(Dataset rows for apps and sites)

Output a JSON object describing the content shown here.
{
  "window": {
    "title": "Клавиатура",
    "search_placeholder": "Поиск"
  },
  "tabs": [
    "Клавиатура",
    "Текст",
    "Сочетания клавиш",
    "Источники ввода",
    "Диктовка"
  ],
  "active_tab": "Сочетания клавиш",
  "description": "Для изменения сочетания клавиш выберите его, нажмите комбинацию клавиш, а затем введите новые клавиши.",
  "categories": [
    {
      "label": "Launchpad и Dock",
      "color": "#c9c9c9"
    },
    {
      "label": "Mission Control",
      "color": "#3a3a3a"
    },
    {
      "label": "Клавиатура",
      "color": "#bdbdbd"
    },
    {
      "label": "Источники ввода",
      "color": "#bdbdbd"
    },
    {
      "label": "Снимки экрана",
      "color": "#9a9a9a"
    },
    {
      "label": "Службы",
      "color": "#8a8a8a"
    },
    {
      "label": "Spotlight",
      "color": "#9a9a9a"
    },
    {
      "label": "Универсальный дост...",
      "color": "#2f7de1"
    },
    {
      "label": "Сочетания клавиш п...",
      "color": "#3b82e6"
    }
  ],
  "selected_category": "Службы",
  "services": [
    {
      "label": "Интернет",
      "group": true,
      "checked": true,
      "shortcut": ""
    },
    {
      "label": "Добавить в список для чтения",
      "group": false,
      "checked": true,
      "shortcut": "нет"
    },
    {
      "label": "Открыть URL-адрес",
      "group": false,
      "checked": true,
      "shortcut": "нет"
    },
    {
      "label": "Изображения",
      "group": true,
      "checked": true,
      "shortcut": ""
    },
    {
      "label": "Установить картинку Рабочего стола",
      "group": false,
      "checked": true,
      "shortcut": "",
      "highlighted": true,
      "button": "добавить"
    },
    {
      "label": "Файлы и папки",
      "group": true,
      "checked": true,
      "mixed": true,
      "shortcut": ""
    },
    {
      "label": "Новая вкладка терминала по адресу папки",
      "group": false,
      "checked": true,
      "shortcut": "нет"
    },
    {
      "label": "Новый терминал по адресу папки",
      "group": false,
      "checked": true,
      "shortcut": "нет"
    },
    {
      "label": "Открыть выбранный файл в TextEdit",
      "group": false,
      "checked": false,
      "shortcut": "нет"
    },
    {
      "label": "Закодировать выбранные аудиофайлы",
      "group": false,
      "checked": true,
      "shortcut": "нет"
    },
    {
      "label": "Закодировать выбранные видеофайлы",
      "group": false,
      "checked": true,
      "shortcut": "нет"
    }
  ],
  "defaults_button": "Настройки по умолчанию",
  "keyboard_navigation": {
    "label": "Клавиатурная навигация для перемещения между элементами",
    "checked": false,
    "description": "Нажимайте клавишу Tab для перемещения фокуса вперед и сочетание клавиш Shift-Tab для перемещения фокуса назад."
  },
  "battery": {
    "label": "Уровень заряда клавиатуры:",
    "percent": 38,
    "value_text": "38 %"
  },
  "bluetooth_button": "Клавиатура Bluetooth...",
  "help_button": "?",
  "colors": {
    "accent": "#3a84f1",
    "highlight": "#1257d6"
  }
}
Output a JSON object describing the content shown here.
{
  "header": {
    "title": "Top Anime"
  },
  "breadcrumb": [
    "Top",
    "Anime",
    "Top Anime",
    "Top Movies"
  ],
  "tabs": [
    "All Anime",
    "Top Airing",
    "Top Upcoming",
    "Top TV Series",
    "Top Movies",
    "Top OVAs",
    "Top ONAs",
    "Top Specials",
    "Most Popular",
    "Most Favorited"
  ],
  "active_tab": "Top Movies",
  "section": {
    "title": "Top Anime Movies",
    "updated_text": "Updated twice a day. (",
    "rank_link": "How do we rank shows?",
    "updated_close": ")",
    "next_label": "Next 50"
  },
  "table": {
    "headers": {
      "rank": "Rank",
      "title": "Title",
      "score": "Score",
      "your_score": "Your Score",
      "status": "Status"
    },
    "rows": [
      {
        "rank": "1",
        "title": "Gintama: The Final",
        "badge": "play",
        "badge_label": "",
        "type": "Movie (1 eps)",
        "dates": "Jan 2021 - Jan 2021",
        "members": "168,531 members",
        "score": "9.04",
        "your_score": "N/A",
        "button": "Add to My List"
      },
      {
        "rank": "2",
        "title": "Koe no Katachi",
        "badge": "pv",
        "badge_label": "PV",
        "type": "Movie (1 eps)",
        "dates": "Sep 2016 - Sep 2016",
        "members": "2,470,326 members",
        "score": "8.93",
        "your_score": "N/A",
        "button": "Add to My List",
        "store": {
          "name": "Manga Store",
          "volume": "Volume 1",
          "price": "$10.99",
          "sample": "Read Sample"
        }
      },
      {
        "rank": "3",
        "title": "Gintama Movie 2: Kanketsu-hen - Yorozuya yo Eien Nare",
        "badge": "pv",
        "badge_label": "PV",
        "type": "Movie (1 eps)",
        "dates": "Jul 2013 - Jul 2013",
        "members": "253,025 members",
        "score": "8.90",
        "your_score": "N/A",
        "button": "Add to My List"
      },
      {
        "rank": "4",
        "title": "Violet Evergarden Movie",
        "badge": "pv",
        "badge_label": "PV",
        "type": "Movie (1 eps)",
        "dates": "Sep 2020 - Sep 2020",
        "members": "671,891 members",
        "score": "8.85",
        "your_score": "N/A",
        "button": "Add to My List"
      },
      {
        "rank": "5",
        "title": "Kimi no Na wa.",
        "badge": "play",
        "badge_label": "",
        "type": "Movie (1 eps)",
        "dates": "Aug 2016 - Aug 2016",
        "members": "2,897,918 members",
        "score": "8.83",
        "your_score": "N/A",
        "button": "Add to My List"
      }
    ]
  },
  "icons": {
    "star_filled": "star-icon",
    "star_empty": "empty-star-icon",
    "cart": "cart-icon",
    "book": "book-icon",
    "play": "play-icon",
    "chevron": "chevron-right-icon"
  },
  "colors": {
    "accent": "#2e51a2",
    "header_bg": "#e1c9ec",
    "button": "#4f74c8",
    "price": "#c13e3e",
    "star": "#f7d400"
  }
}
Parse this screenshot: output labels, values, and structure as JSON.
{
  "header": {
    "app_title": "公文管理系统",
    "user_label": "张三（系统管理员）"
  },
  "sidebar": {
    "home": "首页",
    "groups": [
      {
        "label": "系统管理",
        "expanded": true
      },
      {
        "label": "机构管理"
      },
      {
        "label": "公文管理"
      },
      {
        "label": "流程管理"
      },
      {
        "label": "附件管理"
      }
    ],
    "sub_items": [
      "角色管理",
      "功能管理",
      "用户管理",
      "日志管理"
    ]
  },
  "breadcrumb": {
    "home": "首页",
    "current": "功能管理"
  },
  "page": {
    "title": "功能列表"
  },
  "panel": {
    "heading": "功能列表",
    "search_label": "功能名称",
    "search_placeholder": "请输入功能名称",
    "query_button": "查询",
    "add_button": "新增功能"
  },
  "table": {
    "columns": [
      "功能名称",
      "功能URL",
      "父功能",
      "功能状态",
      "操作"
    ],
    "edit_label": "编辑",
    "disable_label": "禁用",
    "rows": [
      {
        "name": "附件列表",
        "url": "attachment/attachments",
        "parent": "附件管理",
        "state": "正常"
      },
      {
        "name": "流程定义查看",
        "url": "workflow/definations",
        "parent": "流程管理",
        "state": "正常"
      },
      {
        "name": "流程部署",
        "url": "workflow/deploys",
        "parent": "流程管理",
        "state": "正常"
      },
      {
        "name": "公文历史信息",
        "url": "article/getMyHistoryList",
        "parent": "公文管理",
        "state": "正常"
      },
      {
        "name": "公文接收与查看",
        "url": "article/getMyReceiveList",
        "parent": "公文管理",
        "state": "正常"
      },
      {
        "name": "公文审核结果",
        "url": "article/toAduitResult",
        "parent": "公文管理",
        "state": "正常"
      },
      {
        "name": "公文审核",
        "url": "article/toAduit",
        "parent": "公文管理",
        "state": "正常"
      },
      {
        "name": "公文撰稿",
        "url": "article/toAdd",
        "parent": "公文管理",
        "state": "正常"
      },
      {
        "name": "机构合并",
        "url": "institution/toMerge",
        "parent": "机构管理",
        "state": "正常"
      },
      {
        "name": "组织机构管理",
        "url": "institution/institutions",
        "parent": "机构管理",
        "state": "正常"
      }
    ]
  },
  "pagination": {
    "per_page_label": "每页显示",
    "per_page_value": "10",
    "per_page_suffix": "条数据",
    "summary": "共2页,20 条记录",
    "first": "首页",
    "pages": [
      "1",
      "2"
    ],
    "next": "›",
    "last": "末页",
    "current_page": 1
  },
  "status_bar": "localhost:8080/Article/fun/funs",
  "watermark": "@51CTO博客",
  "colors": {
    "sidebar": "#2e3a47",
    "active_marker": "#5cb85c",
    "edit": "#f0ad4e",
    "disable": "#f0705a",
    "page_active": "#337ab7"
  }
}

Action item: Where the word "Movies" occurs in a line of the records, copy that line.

Task response:
    "Top Movies"
    "Top Movies",
  "active_tab": "Top Movies",
    "title": "Top Anime Movies",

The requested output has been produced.